_WORK TO BE COMPLETED_
Show every line of the material that follows in which the word "Bank" occurs.

☆ ☆ ☆ ☆ ☆ ☆ ☆

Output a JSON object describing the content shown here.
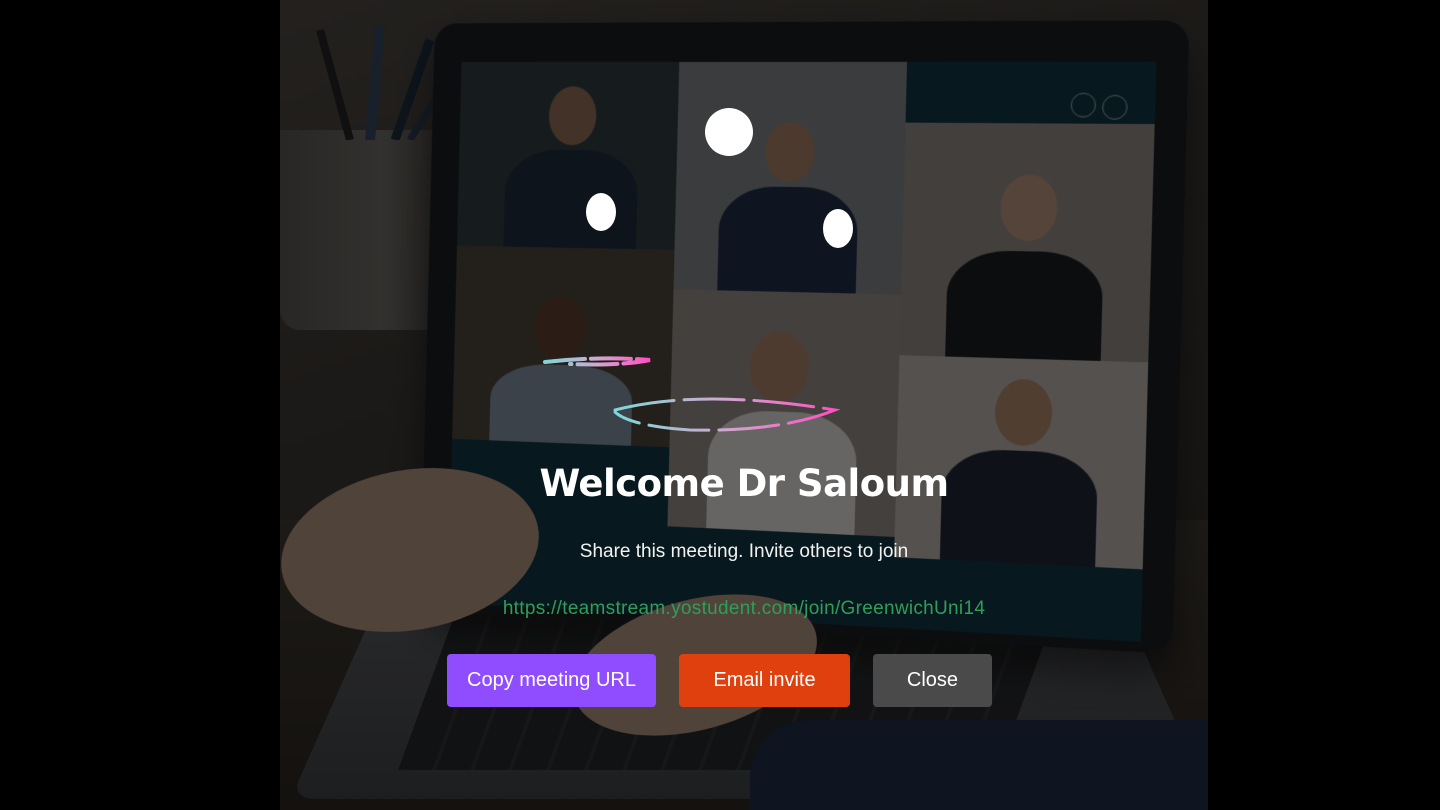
{
  "dialog": {
    "title": "Welcome Dr Saloum",
    "subtitle": "Share this meeting. Invite others to join",
    "meeting_url": "https://teamstream.yostudent.com/join/GreenwichUni14",
    "buttons": {
      "copy_label": "Copy meeting URL",
      "email_label": "Email invite",
      "close_label": "Close"
    }
  },
  "colors": {
    "copy_button": "#8f4dff",
    "email_button": "#e0400e",
    "close_button": "#4a4a4a",
    "url_text": "#2f9e5a"
  },
  "background": {
    "description_icon": "video-call-laptop-photo"
  }
}
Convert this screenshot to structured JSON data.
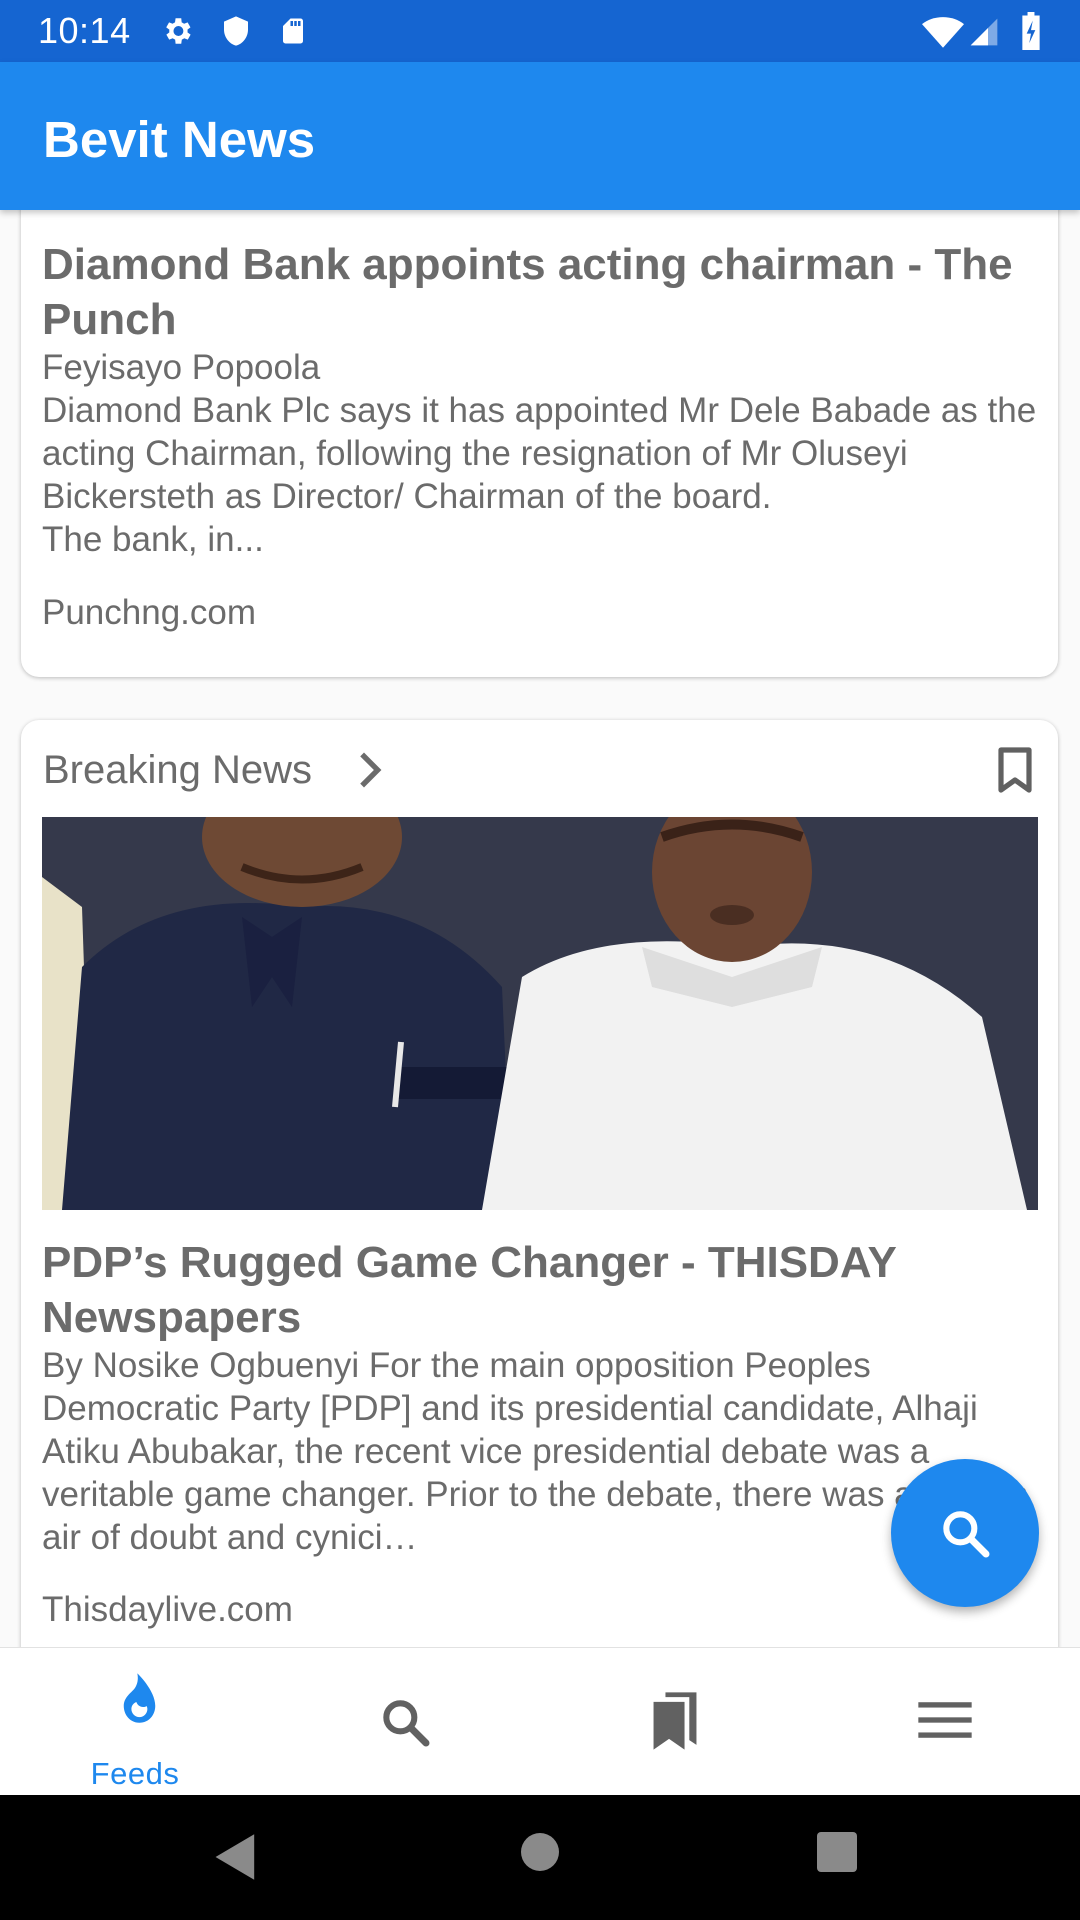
{
  "status_bar": {
    "time": "10:14",
    "icons": [
      "settings-icon",
      "shield-icon",
      "sd-card-icon",
      "wifi-icon",
      "signal-icon",
      "battery-icon"
    ]
  },
  "app_bar": {
    "title": "Bevit News"
  },
  "articles": [
    {
      "title": "Diamond Bank appoints acting chairman - The Punch",
      "description": "Feyisayo Popoola\nDiamond Bank Plc says it has appointed Mr Dele Babade as the acting Chairman, following the resignation of Mr Oluseyi Bickersteth as Director/ Chairman of the board.\nThe bank, in...",
      "source": "Punchng.com"
    },
    {
      "category": "Breaking News",
      "title": "PDP’s Rugged Game Changer - THISDAY Newspapers",
      "description": "By Nosike Ogbuenyi For the main opposition Peoples Democratic Party [PDP] and its presidential candidate, Alhaji Atiku Abubakar, the recent vice presidential debate was a veritable game changer. Prior to the debate, there was a certain air of doubt and cynici…",
      "source": "Thisdaylive.com"
    }
  ],
  "bottom_nav": [
    {
      "label": "Feeds",
      "icon": "flame-icon",
      "active": true
    },
    {
      "label": "",
      "icon": "search-icon",
      "active": false
    },
    {
      "label": "",
      "icon": "bookmarks-icon",
      "active": false
    },
    {
      "label": "",
      "icon": "menu-icon",
      "active": false
    }
  ],
  "colors": {
    "status_bar": "#1565d1",
    "app_bar": "#1e88ee",
    "accent": "#1e88ee",
    "text": "#6b6b6b",
    "icon_inactive": "#616161"
  }
}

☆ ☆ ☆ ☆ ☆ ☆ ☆

_SOLUTION FOR THIS EXERCISE_
      "title": "Diamond Bank appoints acting chairman - The Punch",
      "description": "Feyisayo Popoola\nDiamond Bank Plc says it has appointed Mr Dele Babade as the acting Chairman, following the resignation of Mr Oluseyi Bickersteth as Director/ Chairman of the board.\nThe bank, in...",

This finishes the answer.